BEGIN

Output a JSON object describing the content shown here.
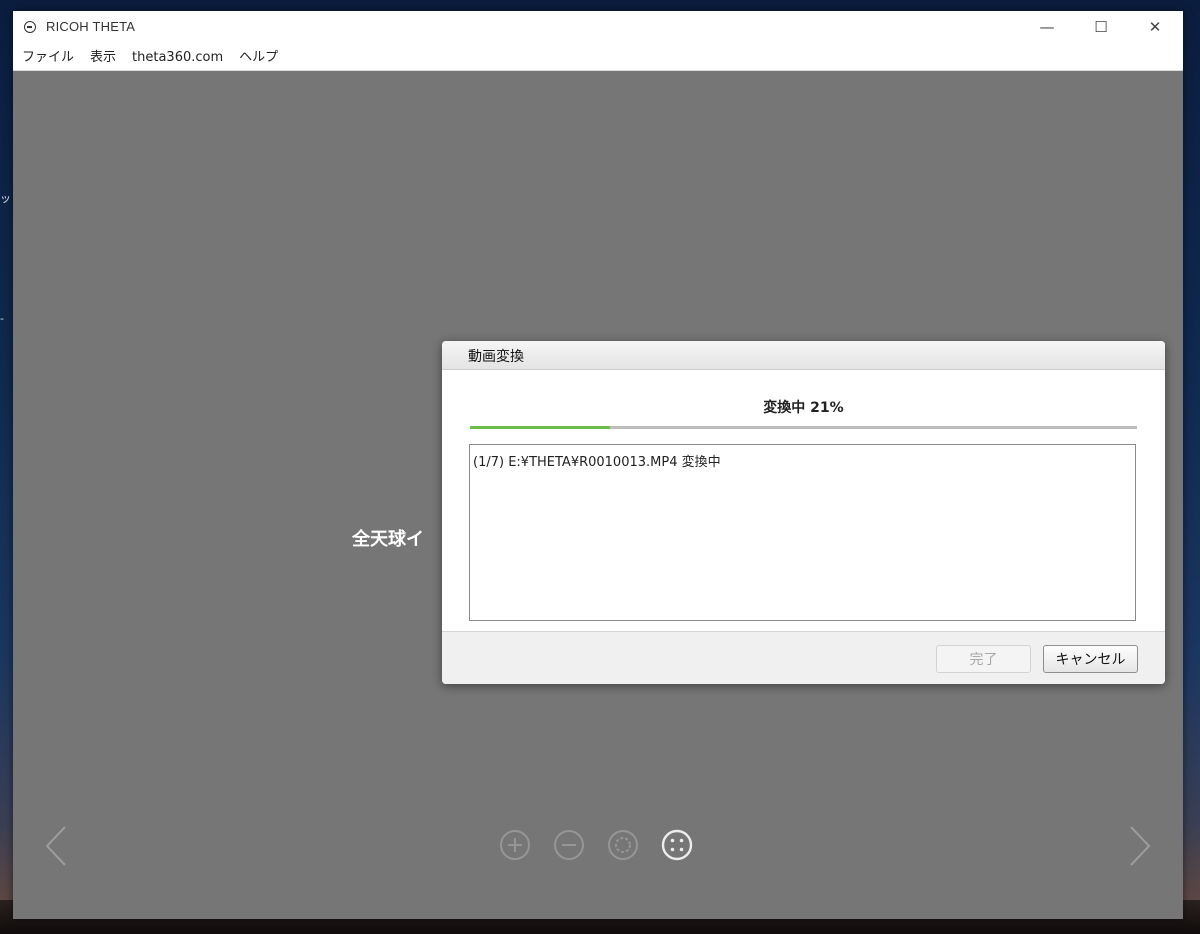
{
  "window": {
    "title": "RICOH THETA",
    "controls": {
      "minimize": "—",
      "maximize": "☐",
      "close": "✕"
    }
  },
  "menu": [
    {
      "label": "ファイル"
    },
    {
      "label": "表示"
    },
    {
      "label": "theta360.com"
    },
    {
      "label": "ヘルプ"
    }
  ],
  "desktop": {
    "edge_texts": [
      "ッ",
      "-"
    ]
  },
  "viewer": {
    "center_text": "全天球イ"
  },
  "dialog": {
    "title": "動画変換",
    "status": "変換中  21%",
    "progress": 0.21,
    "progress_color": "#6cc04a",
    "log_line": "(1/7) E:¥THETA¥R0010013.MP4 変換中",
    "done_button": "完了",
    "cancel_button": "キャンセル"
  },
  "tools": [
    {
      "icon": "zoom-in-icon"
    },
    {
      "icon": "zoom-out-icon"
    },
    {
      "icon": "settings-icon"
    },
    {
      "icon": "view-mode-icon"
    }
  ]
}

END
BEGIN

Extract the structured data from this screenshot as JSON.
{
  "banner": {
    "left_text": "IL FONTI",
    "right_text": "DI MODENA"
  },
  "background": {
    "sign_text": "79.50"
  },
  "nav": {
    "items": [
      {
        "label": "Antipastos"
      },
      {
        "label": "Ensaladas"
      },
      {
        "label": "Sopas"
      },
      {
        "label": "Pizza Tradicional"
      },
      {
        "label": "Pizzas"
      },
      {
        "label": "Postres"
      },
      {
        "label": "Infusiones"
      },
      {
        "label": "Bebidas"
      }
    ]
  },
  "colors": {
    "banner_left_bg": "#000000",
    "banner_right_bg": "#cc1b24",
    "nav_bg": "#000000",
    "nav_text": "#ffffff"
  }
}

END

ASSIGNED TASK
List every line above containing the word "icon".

WRITTEN ANSWER
      "icon": "zoom-in-icon"
      "icon": "zoom-out-icon"
      "icon": "settings-icon"
      "icon": "view-mode-icon"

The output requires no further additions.